The Hayle in Bloom committee has now selected the paintings submitted by local schoolchildren for submission in the Britain in Bloom competition.

The categories are:

  • Age 6 and under
  • Ages 7 - 11
  • Age 11+

Here are the pictures.  Congratulations to the entrants.

Six and Under: William Braines, age 6, St Piran's School


7-11:Alannah Egan, age 10, Bodriggy School


11+: Tamara Carroll, age 14, Hayle Community School.

14 February 2007

Now that we have got over the excitement of being selected to enter the 'National Urban Community' Category of Britain in Bloom this year. we are getting down to the nitty gritty of working on an exciting project which fits in with the RHS theme for 2007 of `Bloomin' Wild'. (Click here for the RHS press release)

In Partnership with Hayle Library, we are taking part in the new BBC initiative 'Breathing Places', making space for nature and encouraging the Community to work together to create a wildlife space to share. We would also like to use the garden as a learning resource for local children to identify birds, butterflies and the plants on which they live, demonstrating recycling resources and a quiet place to read or relax. There will be disabled access to the garden which will include a ramp from the car park beside the Library for wheel chair users and hand rails for anyone with mobility difficulties.

A Monarch butterfly shares its meal with a visiting bee

Hayle in Bloom has applied to the Lottery for funding for plants, topsoil, stone (low stone wall to encourage wild life) and wall boards for educational use and seating, but we have to wait until May to find out if our bid is successful.

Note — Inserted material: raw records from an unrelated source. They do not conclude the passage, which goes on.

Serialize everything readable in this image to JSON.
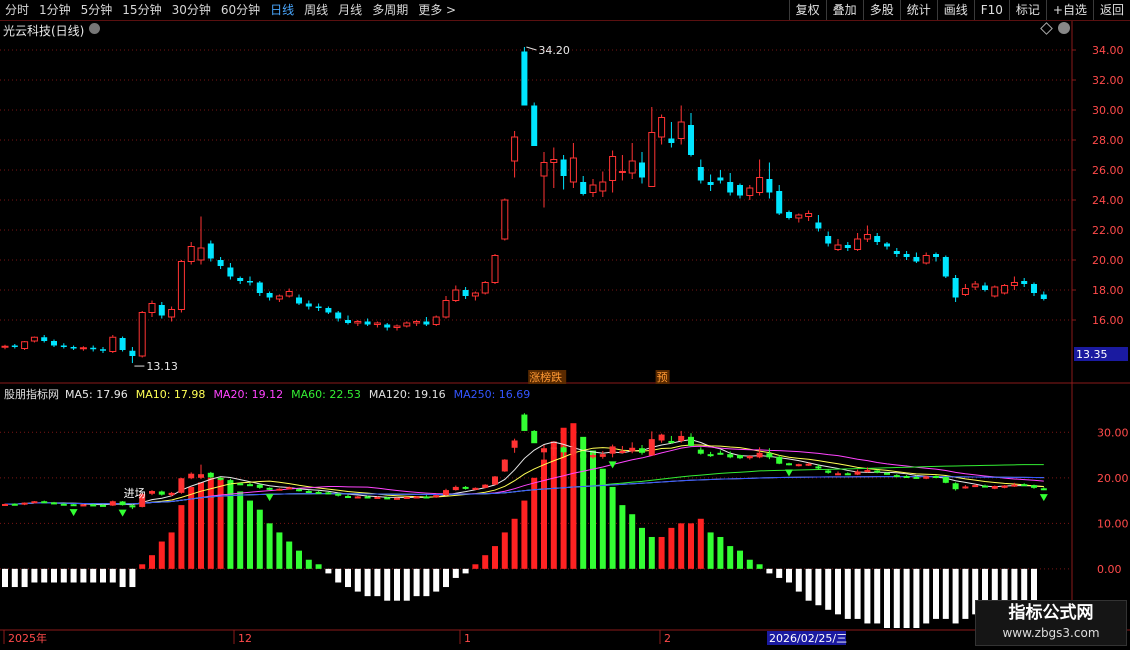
{
  "toolbar": {
    "timeframes": [
      "分时",
      "1分钟",
      "5分钟",
      "15分钟",
      "30分钟",
      "60分钟",
      "日线",
      "周线",
      "月线",
      "多周期",
      "更多"
    ],
    "active": "日线",
    "right_tools": [
      "复权",
      "叠加",
      "多股",
      "统计",
      "画线",
      "F10",
      "标记",
      "+自选",
      "返回"
    ]
  },
  "stock": {
    "name": "光云科技(日线)"
  },
  "price_panel": {
    "y_ticks": [
      "34.00",
      "32.00",
      "30.00",
      "28.00",
      "26.00",
      "24.00",
      "22.00",
      "20.00",
      "18.00",
      "16.00"
    ],
    "high_label": "34.20",
    "low_label": "13.13",
    "current_price": "13.35",
    "markers": [
      "涨榜跌",
      "预"
    ]
  },
  "indicator_panel": {
    "name": "股朋指标网",
    "ma_labels": [
      {
        "text": "MA5: 17.96",
        "color": "#e8e8e8"
      },
      {
        "text": "MA10: 17.98",
        "color": "#ffff55"
      },
      {
        "text": "MA20: 19.12",
        "color": "#ff44ff"
      },
      {
        "text": "MA60: 22.53",
        "color": "#33ee33"
      },
      {
        "text": "MA120: 19.16",
        "color": "#e0e0e0"
      },
      {
        "text": "MA250: 16.69",
        "color": "#3355ff"
      }
    ],
    "y_ticks": [
      "30.00",
      "20.00",
      "10.00",
      "0.00"
    ],
    "signal_label": "进场"
  },
  "x_axis": {
    "labels": [
      "2025年",
      "12",
      "1",
      "2"
    ],
    "cursor_date": "2026/02/25/三"
  },
  "watermark": {
    "line1": "指标公式网",
    "line2": "www.zbgs3.com"
  },
  "colors": {
    "up": "#ff3333",
    "down": "#00e5ff",
    "bull_bar": "#33ff33",
    "bear_bar": "#ffffff",
    "grid": "#7a1515"
  },
  "chart_data": {
    "type": "candlestick",
    "candles": [
      [
        14.2,
        14.35,
        14.05,
        14.25
      ],
      [
        14.3,
        14.4,
        14.1,
        14.2
      ],
      [
        14.1,
        14.6,
        14.0,
        14.55
      ],
      [
        14.6,
        14.9,
        14.5,
        14.85
      ],
      [
        14.85,
        15.0,
        14.5,
        14.6
      ],
      [
        14.6,
        14.7,
        14.2,
        14.3
      ],
      [
        14.3,
        14.45,
        14.1,
        14.2
      ],
      [
        14.2,
        14.3,
        14.0,
        14.1
      ],
      [
        14.1,
        14.25,
        13.95,
        14.15
      ],
      [
        14.15,
        14.3,
        13.9,
        14.05
      ],
      [
        14.05,
        14.2,
        13.8,
        13.95
      ],
      [
        13.9,
        15.0,
        13.8,
        14.85
      ],
      [
        14.8,
        14.9,
        13.9,
        14.0
      ],
      [
        13.95,
        14.2,
        13.13,
        13.6
      ],
      [
        13.6,
        16.6,
        13.5,
        16.5
      ],
      [
        16.5,
        17.3,
        16.2,
        17.1
      ],
      [
        17.0,
        17.2,
        16.1,
        16.3
      ],
      [
        16.2,
        16.9,
        15.9,
        16.7
      ],
      [
        16.7,
        20.0,
        16.5,
        19.9
      ],
      [
        19.9,
        21.2,
        19.7,
        20.9
      ],
      [
        20.0,
        22.9,
        19.7,
        20.8
      ],
      [
        21.1,
        21.3,
        19.9,
        20.1
      ],
      [
        20.0,
        20.2,
        19.4,
        19.6
      ],
      [
        19.5,
        19.8,
        18.7,
        18.9
      ],
      [
        18.8,
        18.9,
        18.4,
        18.6
      ],
      [
        18.6,
        18.9,
        18.3,
        18.5
      ],
      [
        18.5,
        18.6,
        17.6,
        17.8
      ],
      [
        17.8,
        17.9,
        17.3,
        17.5
      ],
      [
        17.4,
        17.7,
        17.2,
        17.6
      ],
      [
        17.6,
        18.1,
        17.5,
        17.9
      ],
      [
        17.5,
        17.7,
        17.0,
        17.1
      ],
      [
        17.1,
        17.3,
        16.7,
        16.9
      ],
      [
        16.9,
        17.1,
        16.6,
        16.8
      ],
      [
        16.8,
        16.9,
        16.4,
        16.5
      ],
      [
        16.5,
        16.6,
        15.9,
        16.1
      ],
      [
        16.0,
        16.3,
        15.7,
        15.8
      ],
      [
        15.8,
        16.0,
        15.6,
        15.9
      ],
      [
        15.9,
        16.1,
        15.6,
        15.7
      ],
      [
        15.7,
        15.9,
        15.5,
        15.8
      ],
      [
        15.7,
        15.8,
        15.3,
        15.5
      ],
      [
        15.5,
        15.7,
        15.3,
        15.6
      ],
      [
        15.6,
        15.9,
        15.5,
        15.8
      ],
      [
        15.8,
        16.0,
        15.6,
        15.9
      ],
      [
        15.9,
        16.2,
        15.6,
        15.7
      ],
      [
        15.7,
        16.3,
        15.6,
        16.2
      ],
      [
        16.2,
        17.6,
        16.1,
        17.3
      ],
      [
        17.3,
        18.3,
        17.2,
        18.0
      ],
      [
        18.0,
        18.2,
        17.4,
        17.6
      ],
      [
        17.6,
        17.9,
        17.3,
        17.8
      ],
      [
        17.8,
        18.6,
        17.7,
        18.5
      ],
      [
        18.5,
        20.4,
        18.4,
        20.3
      ],
      [
        21.4,
        24.1,
        21.3,
        24.0
      ],
      [
        26.6,
        28.6,
        25.5,
        28.2
      ],
      [
        33.9,
        34.2,
        30.5,
        30.3
      ],
      [
        30.3,
        30.5,
        27.8,
        27.6
      ],
      [
        25.6,
        27.2,
        23.5,
        26.5
      ],
      [
        26.5,
        27.5,
        24.8,
        26.7
      ],
      [
        26.7,
        27.0,
        24.7,
        25.6
      ],
      [
        25.2,
        27.8,
        24.8,
        26.8
      ],
      [
        25.2,
        25.6,
        24.3,
        24.4
      ],
      [
        24.5,
        25.4,
        24.2,
        25.0
      ],
      [
        24.6,
        25.9,
        24.2,
        25.2
      ],
      [
        25.3,
        27.3,
        24.5,
        26.9
      ],
      [
        25.9,
        27.0,
        25.3,
        25.9
      ],
      [
        25.8,
        27.8,
        25.4,
        26.6
      ],
      [
        26.5,
        27.2,
        25.1,
        25.5
      ],
      [
        24.9,
        30.2,
        24.9,
        28.5
      ],
      [
        28.2,
        29.7,
        27.7,
        29.5
      ],
      [
        28.1,
        29.2,
        27.5,
        27.8
      ],
      [
        28.1,
        30.3,
        27.7,
        29.2
      ],
      [
        29.0,
        29.8,
        26.9,
        27.0
      ],
      [
        26.2,
        26.7,
        25.1,
        25.3
      ],
      [
        25.2,
        25.7,
        24.6,
        25.0
      ],
      [
        25.5,
        26.0,
        25.1,
        25.3
      ],
      [
        25.2,
        25.8,
        24.3,
        24.5
      ],
      [
        25.0,
        25.1,
        24.1,
        24.3
      ],
      [
        24.3,
        25.0,
        24.0,
        24.8
      ],
      [
        24.5,
        26.7,
        24.3,
        25.5
      ],
      [
        25.4,
        26.5,
        24.1,
        24.5
      ],
      [
        24.6,
        25.0,
        23.0,
        23.1
      ],
      [
        23.2,
        23.3,
        22.7,
        22.8
      ],
      [
        22.8,
        23.1,
        22.5,
        23.0
      ],
      [
        22.9,
        23.3,
        22.6,
        23.1
      ],
      [
        22.5,
        23.0,
        21.9,
        22.1
      ],
      [
        21.6,
        21.9,
        20.9,
        21.1
      ],
      [
        20.7,
        21.4,
        20.6,
        21.0
      ],
      [
        21.0,
        21.2,
        20.6,
        20.8
      ],
      [
        20.7,
        21.8,
        20.6,
        21.4
      ],
      [
        21.4,
        22.3,
        21.2,
        21.7
      ],
      [
        21.6,
        21.8,
        21.0,
        21.2
      ],
      [
        21.1,
        21.2,
        20.7,
        20.9
      ],
      [
        20.6,
        20.8,
        20.2,
        20.4
      ],
      [
        20.4,
        20.6,
        20.0,
        20.2
      ],
      [
        20.2,
        20.5,
        19.8,
        19.9
      ],
      [
        19.8,
        20.5,
        19.7,
        20.3
      ],
      [
        20.4,
        20.5,
        19.9,
        20.2
      ],
      [
        20.2,
        20.3,
        18.8,
        18.9
      ],
      [
        18.8,
        19.0,
        17.2,
        17.5
      ],
      [
        17.7,
        18.4,
        17.6,
        18.1
      ],
      [
        18.2,
        18.6,
        18.0,
        18.4
      ],
      [
        18.3,
        18.5,
        17.9,
        18.0
      ],
      [
        17.6,
        18.3,
        17.5,
        18.2
      ],
      [
        17.8,
        18.4,
        17.7,
        18.3
      ],
      [
        18.3,
        18.9,
        18.0,
        18.5
      ],
      [
        18.6,
        18.8,
        18.2,
        18.4
      ],
      [
        18.4,
        18.5,
        17.6,
        17.8
      ],
      [
        17.7,
        17.9,
        17.3,
        17.4
      ]
    ],
    "oscillator": [
      -4,
      -4,
      -4,
      -3,
      -3,
      -3,
      -3,
      -3,
      -3,
      -3,
      -3,
      -3,
      -4,
      -4,
      1,
      3,
      6,
      8,
      14,
      18,
      19,
      20,
      20,
      19,
      17,
      15,
      13,
      10,
      8,
      6,
      4,
      2,
      1,
      -1,
      -3,
      -4,
      -5,
      -6,
      -6,
      -7,
      -7,
      -7,
      -6,
      -6,
      -5,
      -4,
      -2,
      -1,
      1,
      3,
      5,
      8,
      11,
      15,
      20,
      24,
      28,
      31,
      32,
      29,
      26,
      22,
      18,
      14,
      12,
      9,
      7,
      7,
      9,
      10,
      10,
      11,
      8,
      7,
      5,
      4,
      2,
      1,
      -1,
      -2,
      -3,
      -5,
      -7,
      -8,
      -9,
      -10,
      -11,
      -11,
      -12,
      -12,
      -13,
      -13,
      -13,
      -13,
      -12,
      -11,
      -11,
      -12,
      -11,
      -10,
      -10,
      -9,
      -9,
      -8,
      -8,
      -7
    ],
    "ma_series": [
      "MA5",
      "MA10",
      "MA20",
      "MA60",
      "MA120",
      "MA250"
    ],
    "price_ylim": [
      13.0,
      34.8
    ],
    "osc_ylim": [
      -13,
      36
    ]
  }
}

Hayle in Bloom is very grateful to Hayle Town Council for giving us a kick start to our project by way of a grant to help towards the costs of Mr Trevor Toms of Country Construction (an expert in his field) whom we have contracted to design a Wildlife Garden and whose proposal is as follows:

  1. Design the basic landscape structure of the garden to provide a seating area, pond/bog garden (subject to HSE requirements), footpaths and cornish hedge which will provide a variation in heights for aesthetic considerations but also provide variations in habitat types (i.e. wet, medium and dry). The positioning of the features will not drastically alter the view of the estuary from the library.
  2. Research native wild plant types in order to maximise colour (for people) and nectar (for insects) throughout the growing season in the various habitat types.
  3. The design will include additional structures such as compost bins, nesting towers, bug boxes, bird boxes bird feeders/tables, bird bath etc.
  4. Provide the Library with a detailed plan view diagram of the entire garden. If this gets too cluttered then the written detail will go on separate section diagrams. If possible, a 3d view-point as well. Plans to be laminated where possible so they can be displayed in the library.
  5. Provide a stage by stage breakdown of work for the volunteers, (no point in doing the finer stuff until the heavy, messy work is done).
  6. Where possible, demonstrate that recycling of resources is not confined to cans and bottles, e.g.; capture rainfall from the gutters into a large water butt and pipe it into the pond/bog garden or re-use old pallets as the sides to the compost bins.
  7. Brief and lead volunteer teams.

All very exciting isn't it?  We can't wait to get stuck in and get on with it. Hopefully the weather will improve sufficiently before long so that we can get started!

Marjorie Roberts, Chairman. Hayle in Bloom